Take the 2-minute tour ×
Stack Overflow is a question and answer site for professional and enthusiast programmers. It's 100% free, no registration required.

I am working on a series of command line tools which connect to the same server and do related but different things. I'd like users to be able to have a single configuration file where they can place common arguments such as connection information that can be shared across all the tools. Ideally, I'd like something that does the following for me:

  1. If the server address is specified at the command line use this and ignore any other values
  2. If the server address is not specified at the command line but is in a config file that is specified at the command line use this address.

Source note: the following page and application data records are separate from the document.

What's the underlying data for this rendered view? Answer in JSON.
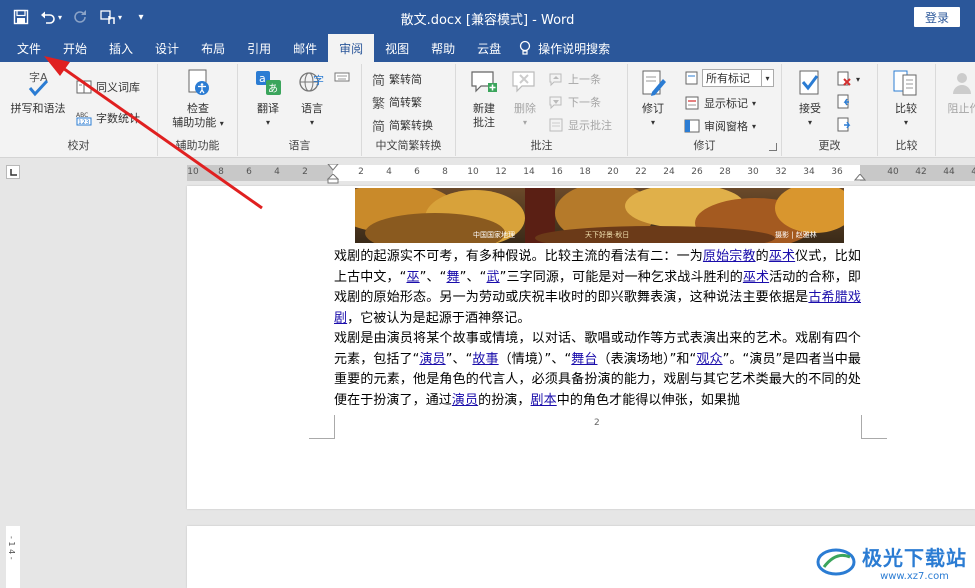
{
  "titlebar": {
    "document_title": "散文.docx [兼容模式]  -  Word",
    "login_label": "登录",
    "qat_more": "▾"
  },
  "tabs": [
    {
      "label": "文件"
    },
    {
      "label": "开始"
    },
    {
      "label": "插入"
    },
    {
      "label": "设计"
    },
    {
      "label": "布局"
    },
    {
      "label": "引用"
    },
    {
      "label": "邮件"
    },
    {
      "label": "审阅"
    },
    {
      "label": "视图"
    },
    {
      "label": "帮助"
    },
    {
      "label": "云盘"
    }
  ],
  "active_tab": "审阅",
  "tell_me": "操作说明搜索",
  "ribbon": {
    "proofing": {
      "label": "校对",
      "spell_grammar": "拼写和语法",
      "thesaurus": "同义词库",
      "word_count": "字数统计"
    },
    "accessibility": {
      "label": "辅助功能",
      "check_line1": "检查",
      "check_line2": "辅助功能"
    },
    "language": {
      "label": "语言",
      "translate": "翻译",
      "language": "语言"
    },
    "chinese_conversion": {
      "label": "中文简繁转换",
      "to_traditional": "繁转简",
      "to_simplified": "简转繁",
      "convert": "简繁转换"
    },
    "comments": {
      "label": "批注",
      "new_line1": "新建",
      "new_line2": "批注",
      "delete": "删除",
      "previous": "上一条",
      "next": "下一条",
      "show": "显示批注"
    },
    "tracking": {
      "label": "修订",
      "track_changes": "修订",
      "markup_select": "所有标记",
      "show_markup": "显示标记",
      "reviewing_pane": "审阅窗格"
    },
    "changes": {
      "label": "更改",
      "accept": "接受"
    },
    "compare": {
      "label": "比较",
      "compare": "比较"
    },
    "protect": {
      "block": "阻止作"
    }
  },
  "ruler": {
    "left_numbers": [
      "10",
      "8",
      "6",
      "4",
      "2"
    ],
    "right_numbers": [
      "2",
      "4",
      "6",
      "8",
      "10",
      "12",
      "14",
      "16",
      "18",
      "20",
      "22",
      "24",
      "26",
      "28",
      "30",
      "32",
      "34",
      "36"
    ],
    "far_numbers": [
      "40",
      "42",
      "44",
      "46"
    ]
  },
  "vruler_label": "- 1 4 -",
  "document": {
    "image_caption_left": "中国国家地理",
    "image_caption_mid": "天下好景·秋日",
    "image_caption_right": "摄影 | 赵雅林",
    "p1": [
      {
        "t": "戏剧的起源实不可考，有多种假说。比较主流的看法有二：一为"
      },
      {
        "t": "原始宗教",
        "link": true
      },
      {
        "t": "的"
      },
      {
        "t": "巫术",
        "link": true
      },
      {
        "t": "仪式，比如上古中文，“"
      },
      {
        "t": "巫",
        "link": true
      },
      {
        "t": "”、“"
      },
      {
        "t": "舞",
        "link": true
      },
      {
        "t": "”、“"
      },
      {
        "t": "武",
        "link": true
      },
      {
        "t": "”三字同源，可能是对一种乞求战斗胜利的"
      },
      {
        "t": "巫术",
        "link": true
      },
      {
        "t": "活动的合称，即戏剧的原始形态。另一为劳动或庆祝丰收时的即兴歌舞表演，这种说法主要依据是"
      },
      {
        "t": "古希腊戏剧",
        "link": true
      },
      {
        "t": "，它被认为是起源于酒神祭记。"
      }
    ],
    "p2": [
      {
        "t": "戏剧是由演员将某个故事或情境，以对话、歌唱或动作等方式表演出来的艺术。戏剧有四个元素，包括了“"
      },
      {
        "t": "演员",
        "link": true
      },
      {
        "t": "”、“"
      },
      {
        "t": "故事",
        "link": true
      },
      {
        "t": "（情境）”、“"
      },
      {
        "t": "舞台",
        "link": true
      },
      {
        "t": "（表演场地）”和“"
      },
      {
        "t": "观众",
        "link": true
      },
      {
        "t": "”。“演员”是四者当中最重要的元素，他是角色的代言人，必须具备扮演的能力，戏剧与其它艺术类最大的不同的处便在于扮演了，通过"
      },
      {
        "t": "演员",
        "link": true
      },
      {
        "t": "的扮演，"
      },
      {
        "t": "剧本",
        "link": true
      },
      {
        "t": "中的角色才能得以伸张，如果抛"
      }
    ],
    "page_number": "2"
  },
  "watermark": {
    "brand": "极光下载站",
    "url": "www.xz7.com"
  },
  "colors": {
    "word_blue": "#2b579a",
    "arrow_red": "#e02020",
    "link_blue": "#1a0dab"
  }
}
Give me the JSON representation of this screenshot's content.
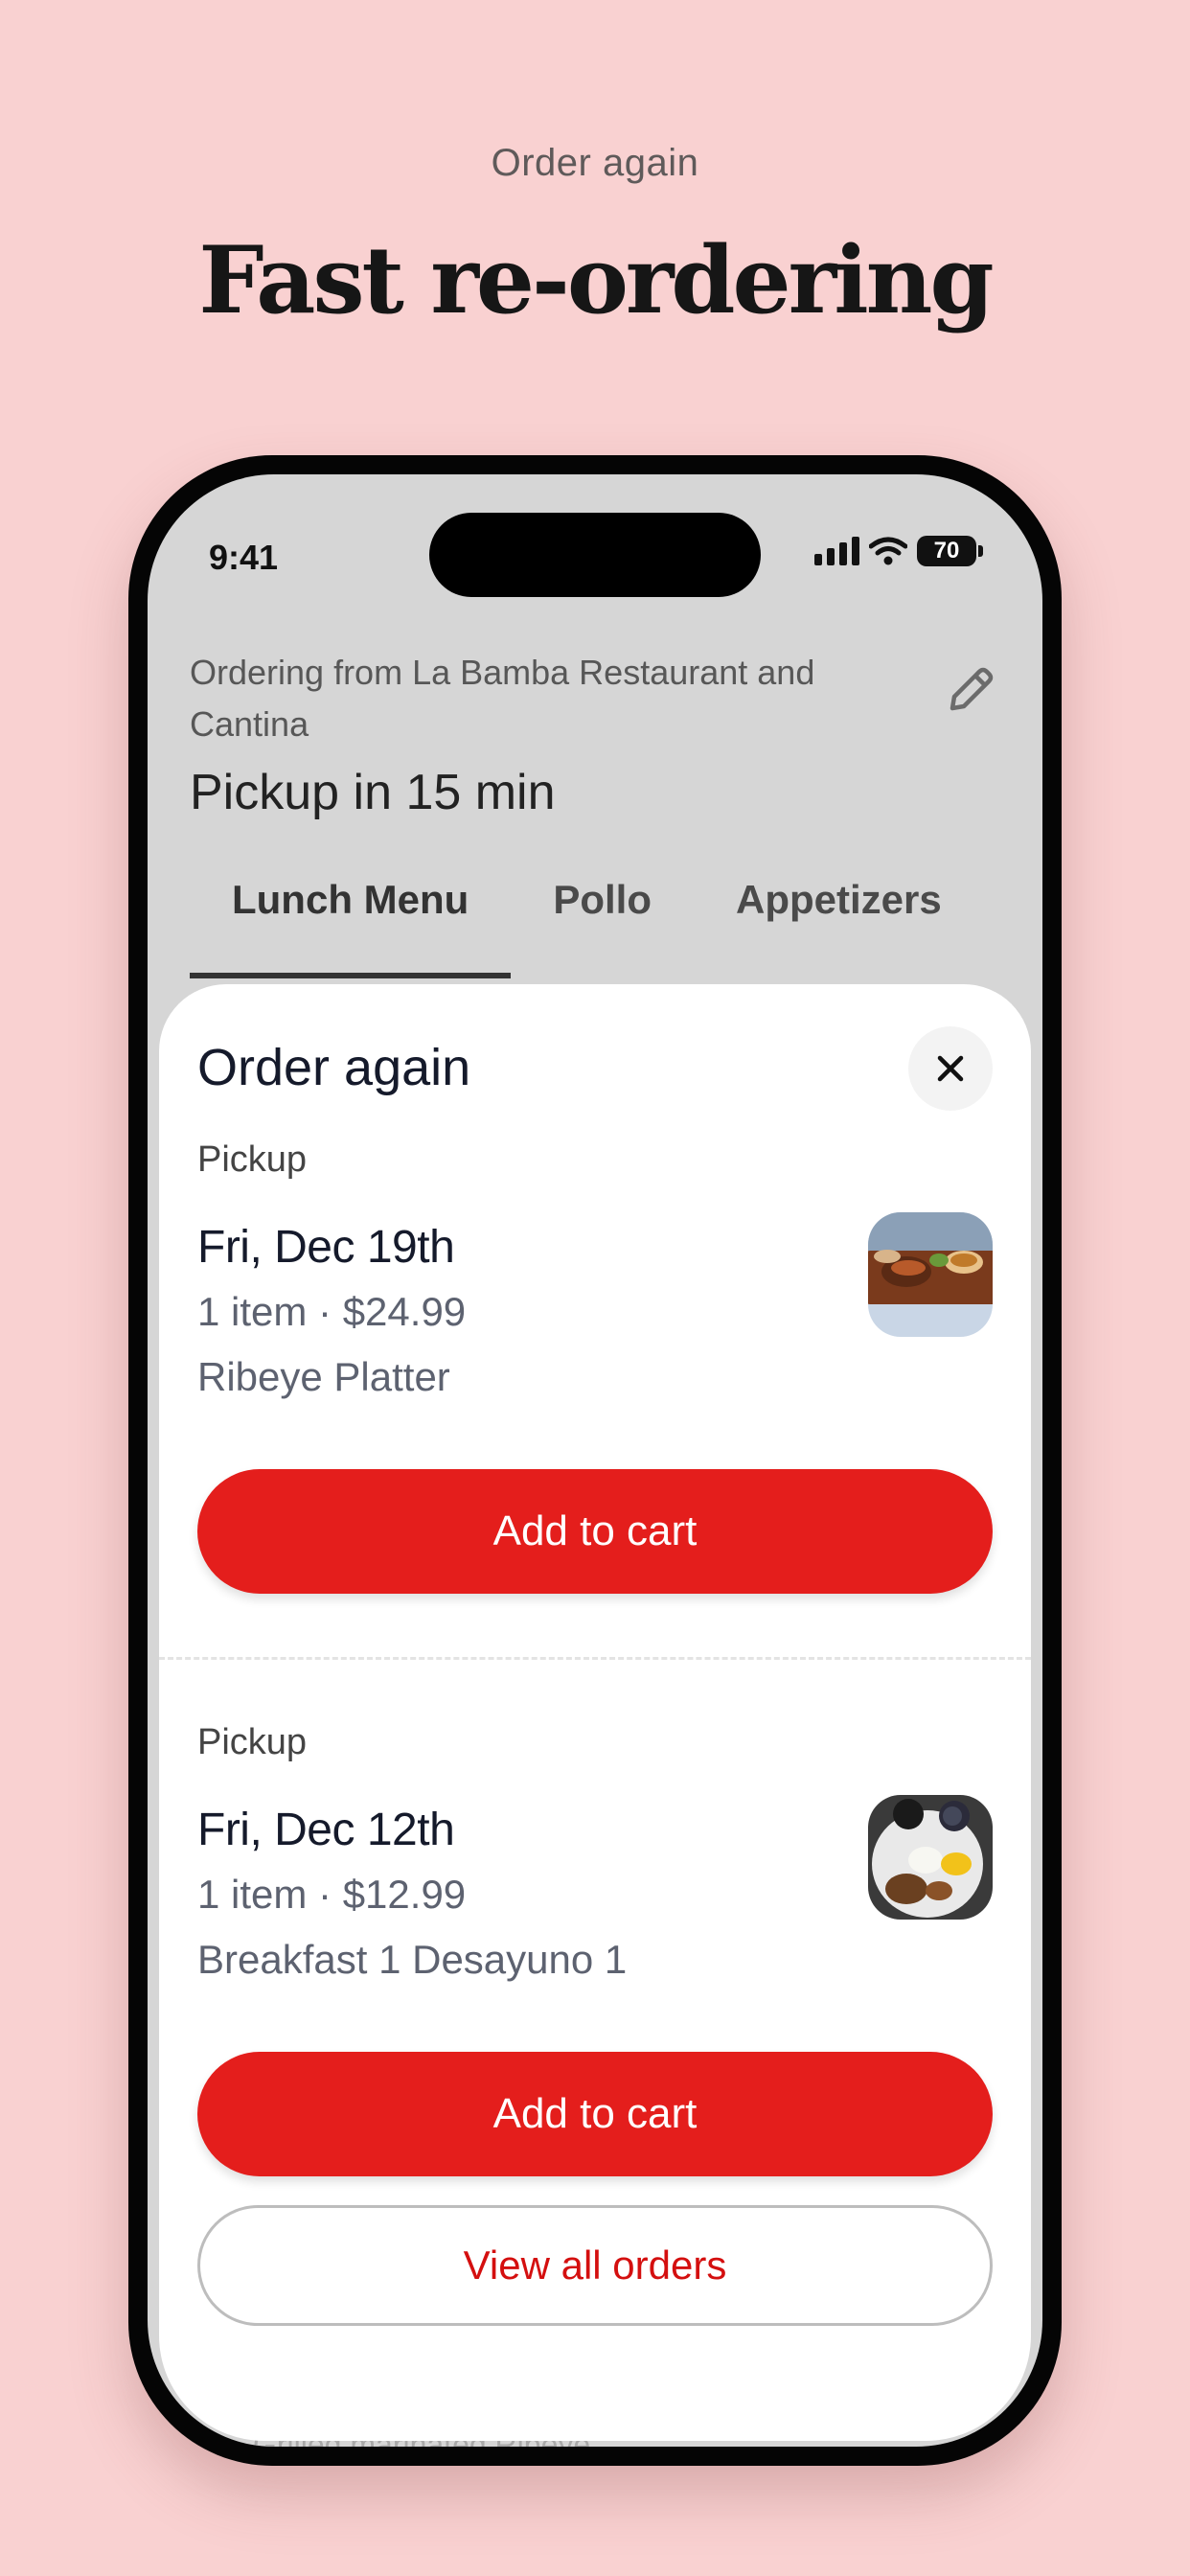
{
  "promo": {
    "eyebrow": "Order again",
    "headline": "Fast re-ordering"
  },
  "status_bar": {
    "time": "9:41",
    "battery": "70",
    "icons": [
      "signal-icon",
      "wifi-icon",
      "battery-icon"
    ]
  },
  "header": {
    "ordering_from": "Ordering from La Bamba Restaurant and Cantina",
    "pickup_time": "Pickup in 15 min",
    "edit_icon": "pencil-icon"
  },
  "tabs": [
    {
      "label": "Lunch Menu",
      "active": true
    },
    {
      "label": "Pollo",
      "active": false
    },
    {
      "label": "Appetizers",
      "active": false
    }
  ],
  "background_peek": "Grilled marinated Ribeye",
  "sheet": {
    "title": "Order again",
    "close_icon": "close-icon",
    "orders": [
      {
        "type": "Pickup",
        "date": "Fri, Dec 19th",
        "meta": "1 item · $24.99",
        "item": "Ribeye Platter",
        "button": "Add to cart"
      },
      {
        "type": "Pickup",
        "date": "Fri, Dec 12th",
        "meta": "1 item · $12.99",
        "item": "Breakfast 1 Desayuno 1",
        "button": "Add to cart"
      }
    ],
    "view_all": "View all orders"
  },
  "colors": {
    "background": "#f9d1d1",
    "accent_red": "#e41e1c",
    "link_red": "#d40f0f"
  }
}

Ignore any other values.
  3. If the server address is not specified at the command line or a config file specified at the command, but is available in a in a config file in the user's home directory (say .myapprc), use this value.
  4. If the server address is not specified in any of the above mechinisms exit with an error message.

The closest I've seen to this is the configparse module, which from what I can tell offers an option parser that will also look at config files, but does not seem to have the notion of "Must be specified somewhere" which I need.

Does anyone know of an existing module that can cover my use case above? If not, a simple extension to optparse, configparse, or some other module I have not reviewed would also be greatly appreciated.

share|improve this question
    
What type of configuration file do you want to use? Two popular formats are those files with extensions XML and INI. –  Noctis Skytower Nov 28 '09 at 5:56

3 Answers 3

This-party module configparse is written to extend optparse from the standard Python library. As the optparse docs I pointed to mention, "optparse doesn’t prevent you from implementing required options, but doesn’t give you much help at it either" (though it follows with a couple of URLs that show you ways to do it). Simplest is to use the default value functionality: specify a default value that's not actually a legal value (for something like a server's address, that's pretty easy) -- then, once options are processed, verify that the specified value is legal (which is a good idea anyway!-) and raise the appropriate exception otherwise.

share|improve this answer

I've used opster's middleware feature together with SafeConfigParser to achieve a similar (but slightly simpler) effect as you ask. You have to implement the specific logic you described yourself, but it assists you enough to make it relatively painless. An example of opster's middleware use is in its test/test.py example.

share|improve this answer

use a dict to store options to your program.

first parse the option file in the user's directory and store every options in a dict (configparse or any other module is welcome). then parse the command line (using any module you want, optparse might fit well), if an arguments specifies a config file, parse the specified file in a dict and update your options from what you read (dict.update is really handy to merge 2 dict). then store all other arguments into another dict, and merge them again (dict.update again...).

this way, you are sure that the dict in which you stored the options contains the value you want, which was either read from the user's file, from the specified config file or directly from the command line. if it does not contain a required value, exit with an error.

share|improve this answer

Your Answer

 
discard

By posting your answer, you agree to the privacy policy and terms of service.

Not the answer you're looking for? Browse other questions tagged or ask your own question.